It’s okay to share foods and drinks with people with HIV. Since the viral infection can’t be transmitted through saliva, there’s nothing much for you to worry about. Additionally, if the food gets contaminated with infected blood, the transmission will still not occur. Why? Because the exposure of the virus to air and stomach acid will destroy it in an instant.
Through pets or insects
HIV does not affect other living beings apart from “humans.” Neither your pet nor the mosquito around you can spread the virus or infect you with it through bites.
What About HIV-AIDS?
Typically, AIDS develops when the HIV-infected person does not seek treatment. According to the CDC, AIDS is the most severe phase of HIV infection, and that it is the last stage where the immune system is badly damaged already.
People with HIV-AIDS have a very high load of the virus and are severely infectious. Unfortunately, patients diagnosed with AIDS typically survive for three years only.
The best way to prevent getting HIV is by NOT having anal, vaginal, or oral sex with an infected person.
If you are sexually active, lower your risk of getting infected by following the tips below:
- Practice safe sex. Prepare condoms before you engage in sexual contact. Apart from preventing HIV, this also lowers your risk of getting sexually transmitted infections. Because it’s hard to tell if a man is about to ejaculate, make sure to put the condom in the penis before it enters your vagina.
- Get tested. Protect yourself and your partner by being aware of your health as well. Get yourselves tested for HIV and STIs before having sex.
- Stick with one partner. Having multiple sexual partners increases your risk of getting HIV. It’s safer to stay faithful with one partner to lower your risk.
- Get vaccinated. Even though there is still no vaccine against HIV, you can get against Hepatitis B and HPV, both sexually transmitted infections.
- Avoid alcohol or drug abuse. These unhealthy habits are commonly the triggers and promoters of unprotected sex. Alcohol and drugs may lead you to risky behaviors such as sharing needles and performing sex with multiple partners.
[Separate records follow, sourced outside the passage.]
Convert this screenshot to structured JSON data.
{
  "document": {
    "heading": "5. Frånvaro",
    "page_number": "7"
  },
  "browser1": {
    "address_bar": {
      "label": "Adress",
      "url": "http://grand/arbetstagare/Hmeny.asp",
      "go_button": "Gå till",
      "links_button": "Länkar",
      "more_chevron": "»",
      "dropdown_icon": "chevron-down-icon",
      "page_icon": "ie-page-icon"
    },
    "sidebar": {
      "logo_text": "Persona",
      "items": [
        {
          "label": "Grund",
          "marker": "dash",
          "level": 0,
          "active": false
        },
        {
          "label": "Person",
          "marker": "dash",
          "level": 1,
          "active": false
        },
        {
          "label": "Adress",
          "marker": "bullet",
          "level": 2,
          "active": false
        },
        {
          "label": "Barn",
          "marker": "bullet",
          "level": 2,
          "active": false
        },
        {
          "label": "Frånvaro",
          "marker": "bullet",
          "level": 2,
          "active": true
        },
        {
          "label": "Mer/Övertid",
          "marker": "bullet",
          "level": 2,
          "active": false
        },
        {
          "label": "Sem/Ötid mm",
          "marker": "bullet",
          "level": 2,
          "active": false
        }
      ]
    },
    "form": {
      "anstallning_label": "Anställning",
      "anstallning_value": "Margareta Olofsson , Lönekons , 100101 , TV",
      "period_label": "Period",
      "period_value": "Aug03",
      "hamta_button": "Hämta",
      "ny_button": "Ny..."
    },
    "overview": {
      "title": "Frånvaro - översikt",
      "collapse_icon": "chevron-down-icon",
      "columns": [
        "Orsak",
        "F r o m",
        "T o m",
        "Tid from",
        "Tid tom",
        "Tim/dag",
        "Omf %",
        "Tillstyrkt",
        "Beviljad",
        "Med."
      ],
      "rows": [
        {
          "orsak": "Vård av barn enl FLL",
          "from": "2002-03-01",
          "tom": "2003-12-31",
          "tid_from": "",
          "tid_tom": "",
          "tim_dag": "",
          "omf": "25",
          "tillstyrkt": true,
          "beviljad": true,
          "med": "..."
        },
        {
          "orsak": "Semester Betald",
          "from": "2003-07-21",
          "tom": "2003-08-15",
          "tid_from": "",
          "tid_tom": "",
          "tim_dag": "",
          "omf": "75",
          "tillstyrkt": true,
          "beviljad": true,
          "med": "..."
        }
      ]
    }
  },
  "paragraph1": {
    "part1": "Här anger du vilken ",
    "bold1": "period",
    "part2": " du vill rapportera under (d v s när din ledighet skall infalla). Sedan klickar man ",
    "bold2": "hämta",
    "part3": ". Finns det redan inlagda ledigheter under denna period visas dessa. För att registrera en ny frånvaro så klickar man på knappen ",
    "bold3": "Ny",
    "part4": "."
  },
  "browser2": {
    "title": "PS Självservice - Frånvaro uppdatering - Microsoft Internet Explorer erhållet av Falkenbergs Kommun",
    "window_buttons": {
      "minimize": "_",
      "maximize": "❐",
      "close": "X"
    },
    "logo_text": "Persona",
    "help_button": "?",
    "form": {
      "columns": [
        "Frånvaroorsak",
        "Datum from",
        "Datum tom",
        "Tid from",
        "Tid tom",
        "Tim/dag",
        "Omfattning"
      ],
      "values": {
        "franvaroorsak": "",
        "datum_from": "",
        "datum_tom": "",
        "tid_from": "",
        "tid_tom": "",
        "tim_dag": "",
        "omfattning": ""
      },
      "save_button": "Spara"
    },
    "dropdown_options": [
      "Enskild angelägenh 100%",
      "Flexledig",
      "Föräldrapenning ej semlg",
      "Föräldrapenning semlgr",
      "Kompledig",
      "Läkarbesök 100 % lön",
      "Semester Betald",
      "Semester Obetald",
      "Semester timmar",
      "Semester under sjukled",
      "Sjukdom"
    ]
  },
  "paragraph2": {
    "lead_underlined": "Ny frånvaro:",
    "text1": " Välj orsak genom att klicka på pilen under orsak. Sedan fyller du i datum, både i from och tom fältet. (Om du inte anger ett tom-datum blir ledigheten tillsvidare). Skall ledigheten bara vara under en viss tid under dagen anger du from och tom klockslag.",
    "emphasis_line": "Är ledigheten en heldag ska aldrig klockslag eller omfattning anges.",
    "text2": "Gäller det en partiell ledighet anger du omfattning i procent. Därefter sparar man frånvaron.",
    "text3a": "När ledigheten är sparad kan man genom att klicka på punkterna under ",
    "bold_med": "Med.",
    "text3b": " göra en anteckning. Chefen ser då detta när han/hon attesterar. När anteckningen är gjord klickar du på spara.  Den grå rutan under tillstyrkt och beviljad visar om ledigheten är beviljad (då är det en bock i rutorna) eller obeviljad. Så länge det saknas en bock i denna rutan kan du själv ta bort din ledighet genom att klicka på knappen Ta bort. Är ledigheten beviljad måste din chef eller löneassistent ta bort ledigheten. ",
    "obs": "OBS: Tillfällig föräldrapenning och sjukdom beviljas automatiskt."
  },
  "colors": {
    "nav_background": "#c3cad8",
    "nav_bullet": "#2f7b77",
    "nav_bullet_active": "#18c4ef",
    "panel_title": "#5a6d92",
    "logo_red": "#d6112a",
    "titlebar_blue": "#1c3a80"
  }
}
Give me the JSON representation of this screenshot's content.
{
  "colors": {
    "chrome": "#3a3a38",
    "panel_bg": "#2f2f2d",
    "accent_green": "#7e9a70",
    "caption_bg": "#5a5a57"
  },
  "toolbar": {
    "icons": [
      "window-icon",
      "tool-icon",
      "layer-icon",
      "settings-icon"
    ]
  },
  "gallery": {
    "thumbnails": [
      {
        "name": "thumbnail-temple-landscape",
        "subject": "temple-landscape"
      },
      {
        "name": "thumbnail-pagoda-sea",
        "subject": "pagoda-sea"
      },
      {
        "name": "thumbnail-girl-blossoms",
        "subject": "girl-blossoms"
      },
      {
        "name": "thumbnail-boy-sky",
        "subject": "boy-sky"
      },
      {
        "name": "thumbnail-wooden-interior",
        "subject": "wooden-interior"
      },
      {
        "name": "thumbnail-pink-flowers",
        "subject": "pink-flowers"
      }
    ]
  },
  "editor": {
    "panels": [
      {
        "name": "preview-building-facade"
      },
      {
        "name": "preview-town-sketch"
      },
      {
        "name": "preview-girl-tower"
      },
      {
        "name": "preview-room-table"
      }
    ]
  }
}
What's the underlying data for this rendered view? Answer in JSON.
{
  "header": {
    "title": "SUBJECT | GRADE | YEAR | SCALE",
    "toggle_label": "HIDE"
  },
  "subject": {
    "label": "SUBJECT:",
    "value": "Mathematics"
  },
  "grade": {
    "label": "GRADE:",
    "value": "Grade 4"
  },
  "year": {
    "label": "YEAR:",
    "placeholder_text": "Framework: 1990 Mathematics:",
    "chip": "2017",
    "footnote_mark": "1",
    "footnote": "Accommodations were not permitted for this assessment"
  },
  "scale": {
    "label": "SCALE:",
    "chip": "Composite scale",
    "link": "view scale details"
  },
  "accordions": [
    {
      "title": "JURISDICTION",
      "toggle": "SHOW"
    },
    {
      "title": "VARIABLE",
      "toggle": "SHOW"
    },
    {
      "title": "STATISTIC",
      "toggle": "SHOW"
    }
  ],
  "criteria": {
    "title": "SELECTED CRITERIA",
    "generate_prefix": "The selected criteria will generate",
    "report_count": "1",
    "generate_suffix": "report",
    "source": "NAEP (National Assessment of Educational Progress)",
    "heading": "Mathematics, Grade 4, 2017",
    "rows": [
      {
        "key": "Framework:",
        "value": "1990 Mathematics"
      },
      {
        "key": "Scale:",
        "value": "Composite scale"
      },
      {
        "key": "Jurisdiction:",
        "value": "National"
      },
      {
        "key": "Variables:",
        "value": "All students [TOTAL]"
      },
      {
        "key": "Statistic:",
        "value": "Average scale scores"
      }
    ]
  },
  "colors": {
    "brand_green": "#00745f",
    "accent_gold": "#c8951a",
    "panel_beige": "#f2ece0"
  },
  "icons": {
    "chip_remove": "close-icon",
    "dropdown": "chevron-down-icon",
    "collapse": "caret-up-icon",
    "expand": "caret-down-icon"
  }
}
Is HIV Transmitted Through Kissing? What You Should Know (https://www.healthline.com/health/is-hiv-transmitted-through-kissing)
HIV prevention (https://www.womenshealth.gov/hiv-and-aids/hiv-prevention)